As GDPR approaches, businesses everywhere are focusing their efforts on bolstering their data protection policies and processes in order to meet compliance with this new legislation. Removing any data that could cause problems in the future, or that simply adds to the difficulty of staying compliant, is a good place to start, but as with almost everything, there is a right way and a wrong way to go about this. Here’s a brief overview of deletion, erasure, and the important difference you need to know.

A good first step towards compliance is to run an audit and data mapping of all the data a business holds in order to identify what is needed for normal business processes (and where it is), and then to see whether that aligns with the legislation. A balancing test should clarify the type of data the business can legitimately keep, and what should be removed. The business can then start removing the data that doesn’t align with GDPR, and the data that is simply not needed. This ‘minimisation’ makes sense, because, the less data you have, the less you have to protect.

It would also seem to cover many aspects of ‘the right to be forgotten’ clause. Under articles 16-21, this right to erasure requires businesses to be able to identify, access and securely remove all data relating to a person who withdraws consent or objects to the processing of their personal data when there is no longer (or never was) a legitimate reason for the business to have that data. Again, if you don’t have the data anymore, you are not obliged to protect, share or process it.

Data Deletion and Erasure

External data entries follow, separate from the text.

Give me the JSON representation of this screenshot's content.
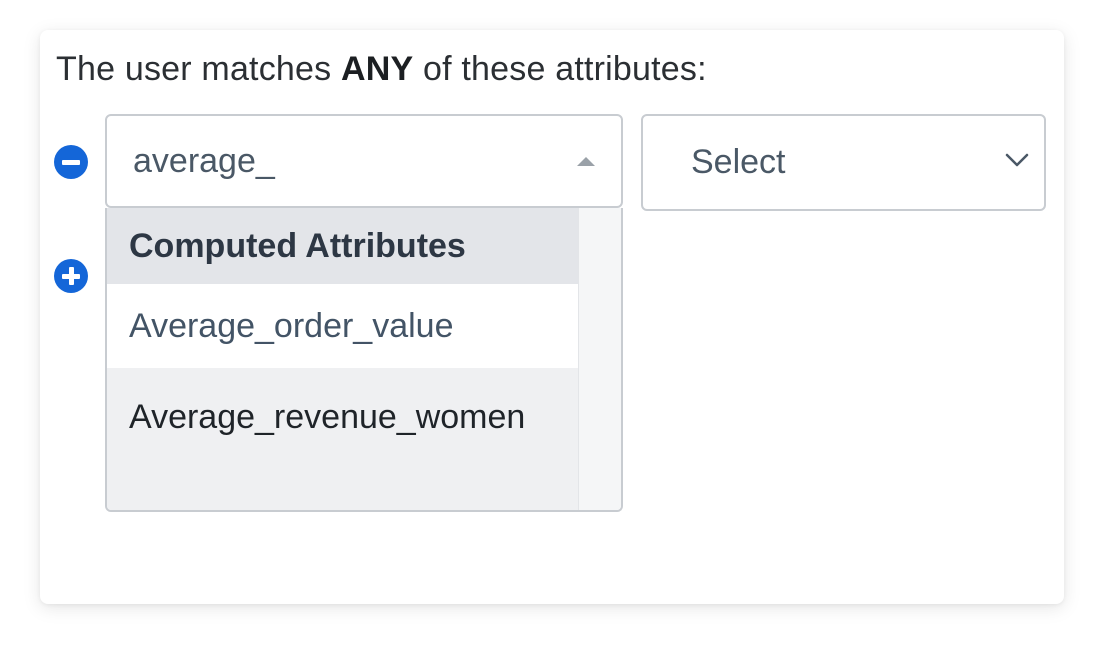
{
  "heading": {
    "prefix": "The user matches ",
    "emphasis": "ANY",
    "suffix": " of these attributes:"
  },
  "rule_row": {
    "remove_button_icon": "minus-circle-icon",
    "add_button_icon": "plus-circle-icon",
    "attribute_combobox": {
      "value": "average_",
      "expanded": true,
      "caret_icon": "caret-up-icon"
    },
    "dropdown": {
      "group_label": "Computed Attributes",
      "options": [
        {
          "label": "Average_order_value"
        },
        {
          "label": "Average_revenue_women",
          "highlighted": true
        }
      ]
    },
    "operator_select": {
      "label": "Select",
      "chevron_icon": "chevron-down-icon"
    }
  },
  "colors": {
    "accent": "#1466d8",
    "border": "#c8ccd1",
    "group_header_bg": "#e3e5e9",
    "highlight_bg": "#eff0f2"
  }
}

However, removing data is not as straightforward as it seems. Every single piece of information relating to a person (or persons) - on every file, register, database, mailing list, and any back-up server – must be removed forever, and must not be recoverable.

As this also includes any and all external partners and third-parties the data has been shared with, smart companies protect their data through encryption or pseudonymisation in order to render the information useless should it be lost, leaked or stolen due to a data breach. But they still need to deal with the issue at source. Simply hitting ‘delete’ won’t cut it, because it won’t remove the data from every location where it could be found.

Most businesses opt for one of two solutions for data erasure:

  • Deleting the file and emptying the recycle bin
  • Deleting and reformatting the drive of the computer the file is held on

Neither of these approaches is adequate when it comes to GDPR, and the problem lies in the confusion over what constitutes ‘deletion’ and ‘erasure’.

Simply put, Windows and other operating systems don’t erase a file completely when it is deleted. It is still in the hard drive somewhere, and those malware and ransomware attackers know how to access and recover files we may think are gone for good.

In order to completely and irrevocably erase a file, you must delete it, and then use specialised software tools that either wipe all hard drive free space (where the remnants of the file will be), or ‘shred’ the file, overwriting all of the file’s data so that it is impossible to recover.

Of course, this approach will take longer than a simple deletion process, so if you have been tasked with this job, it is best to prioritise confidential or sensitive files and data.

Secure Removal of Data in an IT Overhaul

When it comes to machine management and upgrading to new devices, businesses also face the challenge of replacing or recycling their IT infrastructure securely so that any data they want to remove is not left on any machines or devices they want to get rid of. This may be prompted by GDPR, or by the simple wish to upgrade, but whatever the reason, the erasure of sensitive data is still a prerequisite.

As with individual files or pieces of data, simply deleting the contents of a machine, device, hard disk or server won’t be enough to ensure that data doesn’t fall into the wrong hands once it has left the organisation.

There are software solutions available to handle the complete erasure of all data from a device, so that it can be reused, recycled or sold on, as well as solutions that can identify and remove specific files, and your IT support team or IT consulting service should be able to recommend the best ones for your company.

If your business just wants rid of certain machines, the process of degaussing can render them completely unusable, unreadable, and ready for the scrapheap. While this may be an extra cost, it is always better to be safe than sorry when it comes to getting rid of old machines that have at one time held the type of sensitive data GDPR demands businesses to protect or securely destroy.

The Benefits of Proper Data Erasure

GDPR is causing big headaches for businesses, but there is an up-side, because it also offers the chance for organisations to re-evaluate their data protection and cyber security best practices, and the ways in which they can optimise their data storage – both of which are key to remaining competitive.

Properly and completely erasing data that the organisation no longer needs doesn’t just mean you are more likely to be compliant with GDPR, it can also have very tangible benefits.

The most obvious benefit is that because data storage is expensive, having the ability to securely erase it enables an organisation to recycle and re-use its IT infrastructure, saving on costs and providing a bigger share of the IT budget for innovation and future-proofing the business.

The process of planning out secure data erasure can take time that your in-house IT team does not have, so it is worth consulting with an outsourced IT support team with expertise in cyber security and GDPR compliance. They can provide a clear strategy for the safe removal of all data the business no longer needs, or that is not in line with GDPR requirements, ensuring that you can stop worrying about compliance, and start to focus on running your business again.

Find out how Optimity can help with secure data erasure and all other aspects of GDPR compliance by getting in touch with us, or by booking an audit, and get started by downloading our GDPR-readiness checklist:


  • Email